Census Records

1722 Clay Street, San Francisco, California
Enumerated by Carl L. Cook on June 2, 1900

Name Rel Born Status Parents Job
Mary Cleary Head Dec 1854, Canada widow b Ireland
Nora daughter Feb 1876 in Canada single fb Ireland stenographer
Lizzie Stover boarder July 1838 in NY widow f Penn, m Eng
Mary Mahoney lodger Oct 1866 in Canada single f NY, m Ire seamstress
Hattie McLaughan lodger Oct 1874 in Nevada single b Canada seamstress
Florence Hughston Head Nov 1851 in NY widow b NY
Caroline daughter Jan 1881 in PA single b NY at school
Earnest son Oct 1883 in NY single b NY at school

City Directories

1880 - Leichter, Carl, salesman Tillmann & Bendel, r1722 Clay
1881 - Leichter, Carl P L, salesman Tillmann & Bendel, r1722 Clay
1882 - Leichter, Charles P L, salesman Tillmann & Bendel, r1722 Clay
1883 - Leichter, Charles P L, salesman Tillmann & Bendel, r1722 Clay
1884 - Leichter, Charles P L, salesman Tillmann & Bendel, r1722 Clay
1885 - Leichter, Charles P L, salesman Tillmann & Bendel, r1722 Clay
1886 - Leichter, Carl P., salesman Tillmann & Bendel, r1722 Clay
1887 - Leichter, Carl P., salesman Tillmann & Bendel, r1722 Clay
1888 - Leichter, Carl P., salesman Tillmann & Bendel, r1722 Clay
1889 - Leichter, Carl P., salesman Tillmann & Bendel, r1722 Clay

Newspaper Articles

San Francisco Call, Vol 70, Number 43 - July 13, 1891

HIS LAST SWIM
Max Staddleman Drowned Near Harbor View.

He Was Seized With Cramps and Disappeared Before His Horrified Friends Could Rescue Him.

To drown within sight of friends who are unable to attempt a rescue increases the horror of death in the waves. That is how Max Staddleman, a well-known young upholsterer, lost his life yesterday afternoon in the surf near Harbor View.

In company with a dozen friends he attended a picnic give by the Madrid Benevolent Association in Harbor View Park. It was a merry party, and the young men danced and sang until they declared they could stand the beat no longer. After some argument they agreed to adjourn to the bath-house on the beach and take a swim. Staddleman was the merriest of the party, and continued to sing as he stepped from his room, clad in the regulation bathing suit.
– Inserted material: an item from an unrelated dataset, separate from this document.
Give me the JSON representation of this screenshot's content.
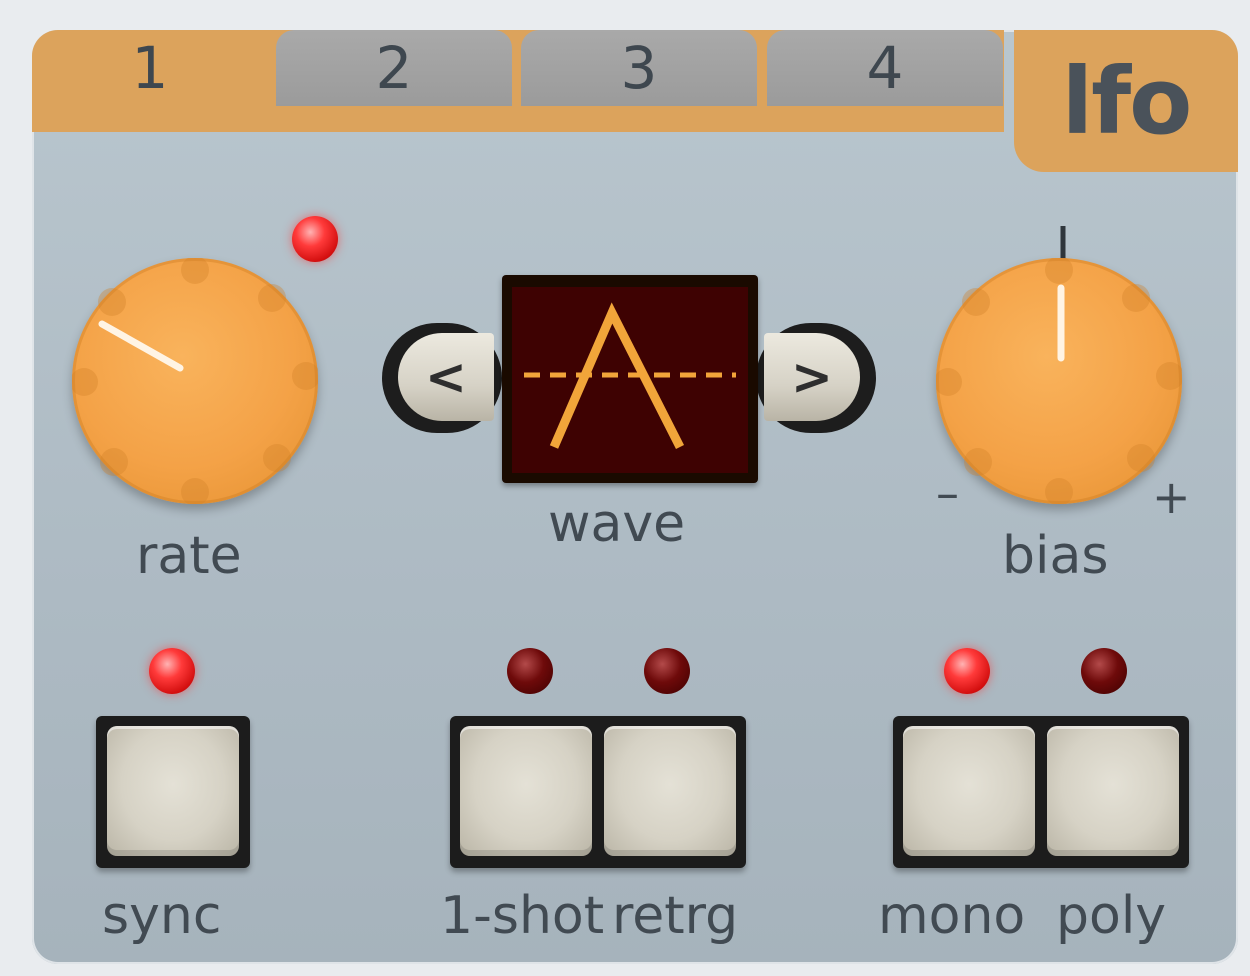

"I'm going to take a long swim," said Staddleman as he prepared to plunge into the waves. "Don't do it, Max," said a friend in dismay, "the undertow is strong, the water is cold and you may be carried out to sea."

SWIMMING TO HIS DEATH
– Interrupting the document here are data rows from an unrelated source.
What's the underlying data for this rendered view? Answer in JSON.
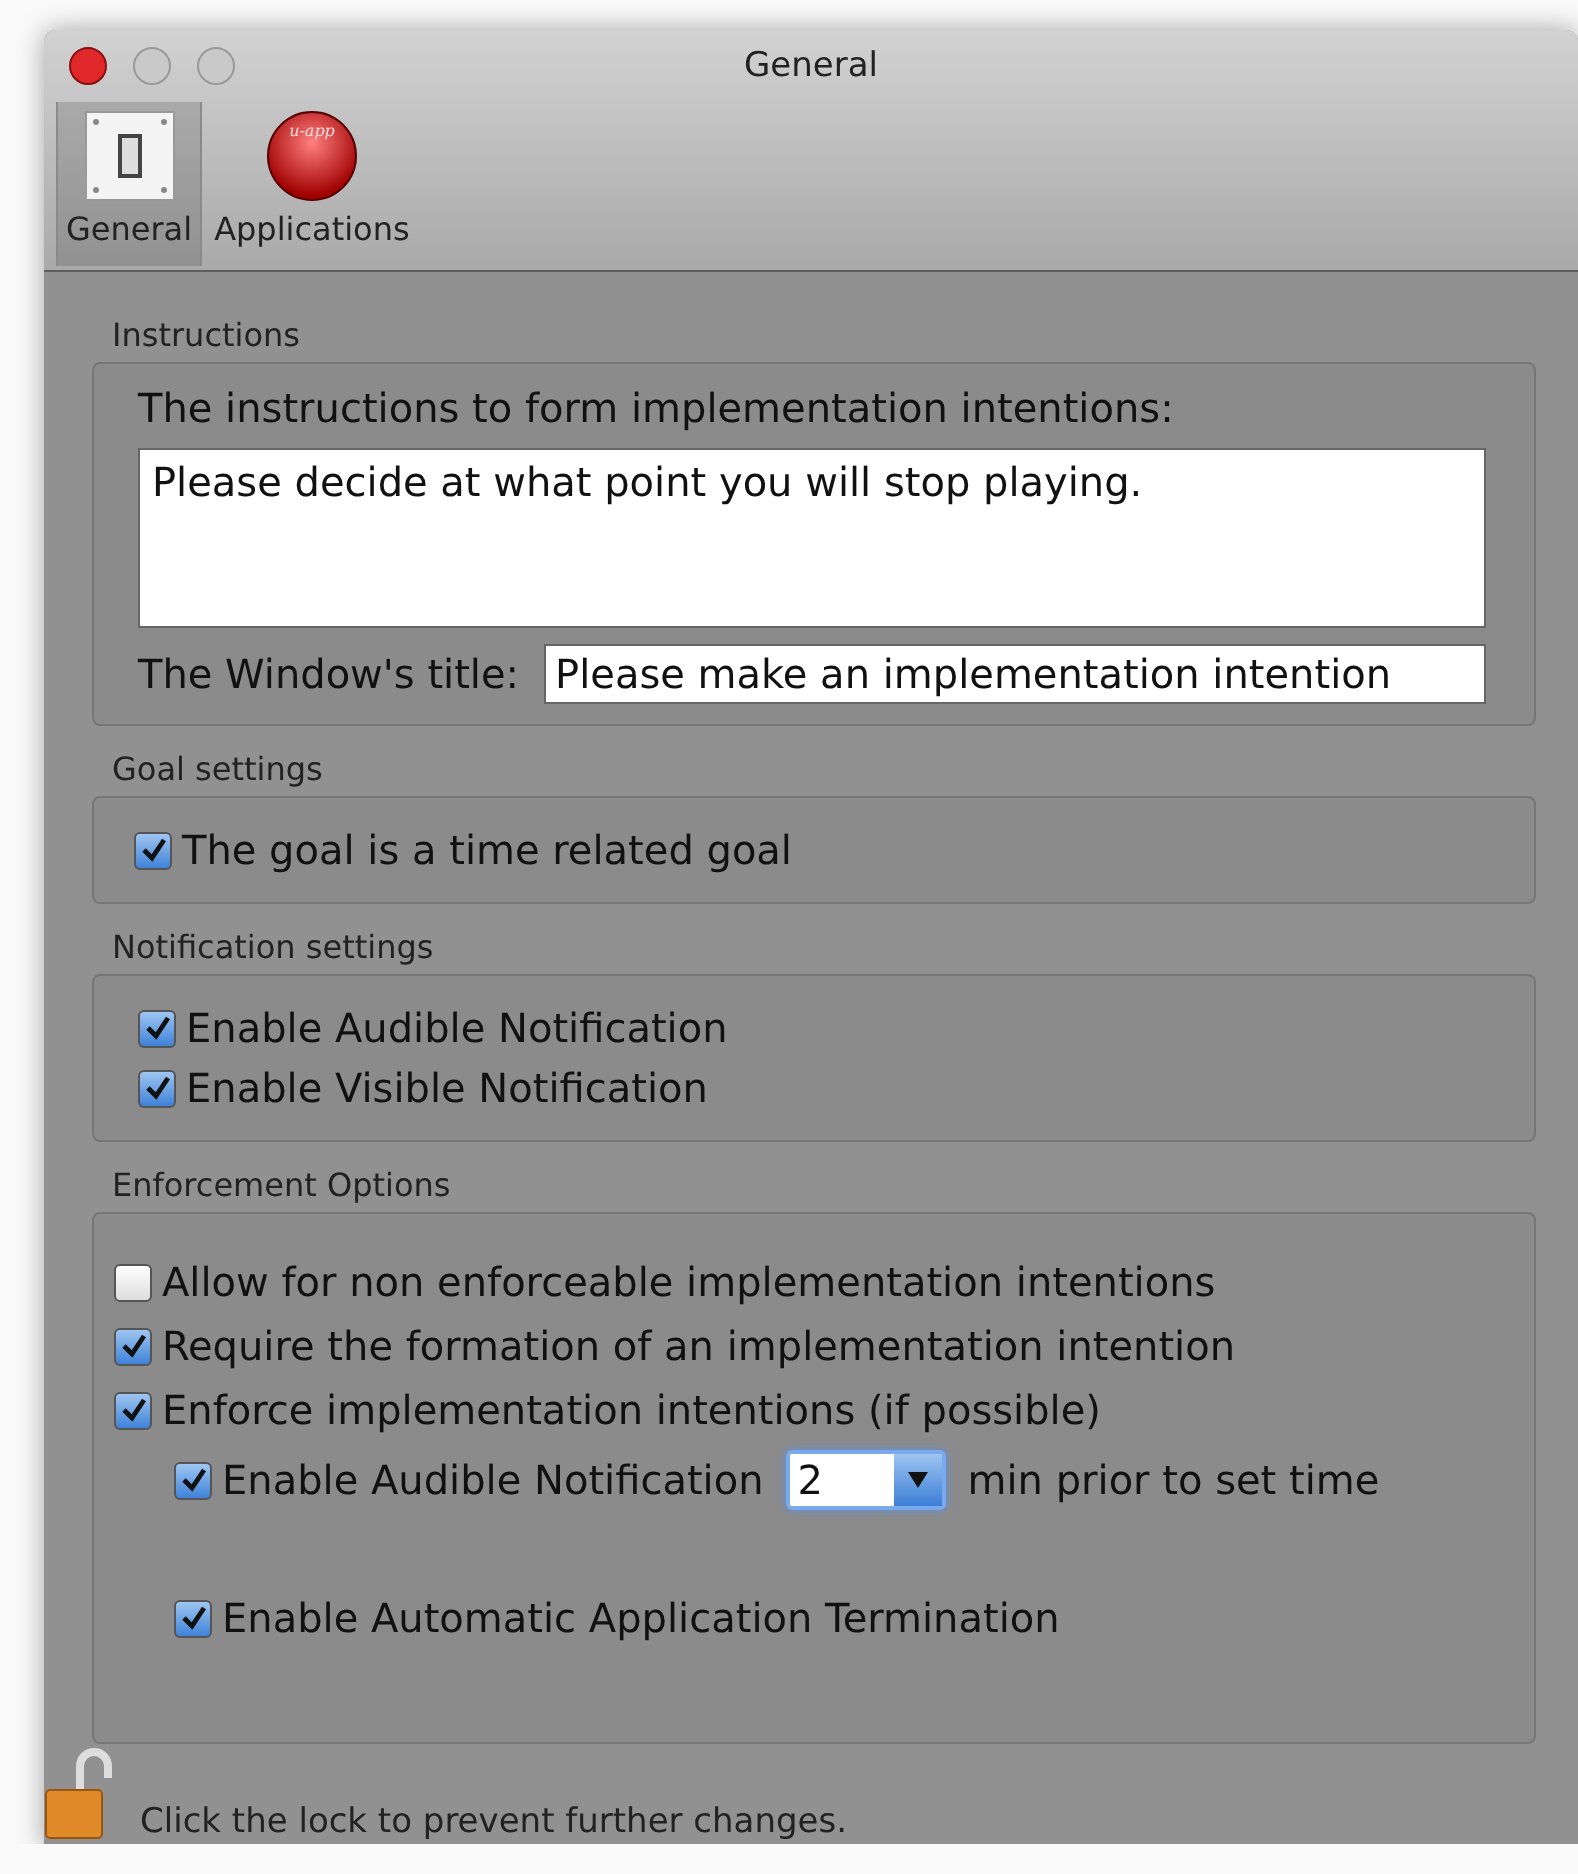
{
  "window": {
    "title": "General"
  },
  "toolbar": [
    {
      "label": "General",
      "selected": true,
      "kind": "switch"
    },
    {
      "label": "Applications",
      "selected": false,
      "kind": "ball",
      "icon_text": "u-app"
    }
  ],
  "instructions": {
    "heading": "Instructions",
    "prompt": "The instructions to form implementation intentions:",
    "text": "Please decide at what point you will stop playing.",
    "title_label": "The Window's title:",
    "title_value": "Please make an implementation intention"
  },
  "goal_settings": {
    "heading": "Goal settings",
    "items": [
      {
        "label": "The goal is a time related goal",
        "checked": true
      }
    ]
  },
  "notification_settings": {
    "heading": "Notification settings",
    "items": [
      {
        "label": "Enable Audible Notification",
        "checked": true
      },
      {
        "label": "Enable Visible Notification",
        "checked": true
      }
    ]
  },
  "enforcement_options": {
    "heading": "Enforcement Options",
    "items": [
      {
        "label": "Allow for non enforceable implementation intentions",
        "checked": false
      },
      {
        "label": "Require the formation of an implementation intention",
        "checked": true
      },
      {
        "label": "Enforce implementation intentions (if possible)",
        "checked": true,
        "children": [
          {
            "label": "Enable Audible Notification",
            "checked": true,
            "select_value": "2",
            "suffix": "min prior to set time"
          },
          {
            "label": "Enable Automatic Application Termination",
            "checked": true
          }
        ]
      }
    ]
  },
  "status_bar": {
    "text": "Click the lock to prevent further changes."
  }
}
Staddleman, who had always been known as a strong, steady swimmer, refused to obey the warning. It would have save his life had he done so. He started off at once and soon distanced his friends, who preferred to remain in close to the beach. On, on he swam, and his friends watched his movements with interest, mingled with alarm.
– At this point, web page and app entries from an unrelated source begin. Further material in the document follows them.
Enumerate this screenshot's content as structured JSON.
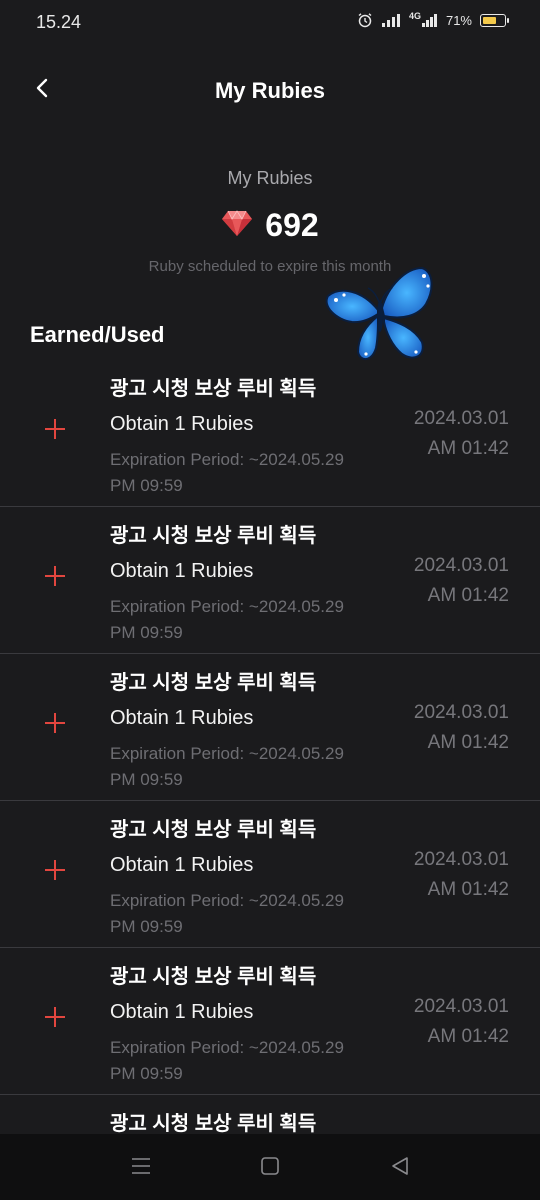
{
  "status_bar": {
    "time": "15.24",
    "network": "4G",
    "battery": "71%",
    "battery_level": 0.71,
    "icons": [
      "alarm-icon",
      "signal-icon",
      "signal-4g-icon",
      "battery-icon"
    ]
  },
  "header": {
    "title": "My Rubies",
    "back_icon": "chevron-left-icon"
  },
  "summary": {
    "label": "My Rubies",
    "balance": "692",
    "icon": "ruby-gem-icon",
    "expire_note": "Ruby scheduled to expire this month"
  },
  "section": {
    "title": "Earned/Used"
  },
  "history": [
    {
      "title": "광고 시청 보상 루비 획득",
      "amount": "Obtain 1 Rubies",
      "expiry_line1": "Expiration Period: ~2024.05.29",
      "expiry_line2": "PM 09:59",
      "date": "2024.03.01",
      "time": "AM 01:42"
    },
    {
      "title": "광고 시청 보상 루비 획득",
      "amount": "Obtain 1 Rubies",
      "expiry_line1": "Expiration Period: ~2024.05.29",
      "expiry_line2": "PM 09:59",
      "date": "2024.03.01",
      "time": "AM 01:42"
    },
    {
      "title": "광고 시청 보상 루비 획득",
      "amount": "Obtain 1 Rubies",
      "expiry_line1": "Expiration Period: ~2024.05.29",
      "expiry_line2": "PM 09:59",
      "date": "2024.03.01",
      "time": "AM 01:42"
    },
    {
      "title": "광고 시청 보상 루비 획득",
      "amount": "Obtain 1 Rubies",
      "expiry_line1": "Expiration Period: ~2024.05.29",
      "expiry_line2": "PM 09:59",
      "date": "2024.03.01",
      "time": "AM 01:42"
    },
    {
      "title": "광고 시청 보상 루비 획득",
      "amount": "Obtain 1 Rubies",
      "expiry_line1": "Expiration Period: ~2024.05.29",
      "expiry_line2": "PM 09:59",
      "date": "2024.03.01",
      "time": "AM 01:42"
    },
    {
      "title": "광고 시청 보상 루비 획득",
      "amount": "",
      "expiry_line1": "",
      "expiry_line2": "",
      "date": "",
      "time": ""
    }
  ],
  "colors": {
    "background": "#1b1b1d",
    "plus": "#e2463f",
    "ruby": "#e8585a",
    "divider": "#3a3a3e"
  },
  "nav_bar": {
    "icons": [
      "recent-apps-icon",
      "home-icon",
      "back-triangle-icon"
    ]
  }
}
When out about 200 yards from shore he was seen to cease the use of his arms and sink beneath the waves. In a few moments he arose to the surface, but sank again and was seen no more. At first his panic-stricken friends could hardly realize what they had seen. It was several moments before they became aware his danger. Then they rushed wildly along the beach and wrung their hands in agony.

SANK FROM SIGHT

"Help, help him, he's drowning," some one cried. None of the party dared swim out that far and the work of rescue did not commence until one of the party suggested that a boat be sent out. It was several minutes before a boat was secured from fisherman and rowed to the spot where the daring swimmer was last seen. The men rowed around in the vicinity for some time and then gave up all hope of rescuing the unfortunate man. It was evident that he had been seized by cramps, which caused him to become perfectly helpless in every limb and to drown before help arrived.

All efforts to find the body were without avail, but the search was kept up all the afternoon. Policeman James Kelly No. 2 was summoned. He wrapped up the drowned man's clothes and took them to the Morgue. He also brought a written statement of the tragic occurrence from C. Herman, the proprietor of the bath-house. Herman declared that Staddleman was at least half a mile from shore when he disappeared, but others say the distance was not more than 200 yards out. It is feared that the body may be carried tout to sea by the strong current.

Staddleman was a very popular Swiss, being a member of the sharpshooters and the Gruetli Verein. He was singe, aged 30 years and rooms at the house of his cousin, Victor Strett, 1722 Clay street.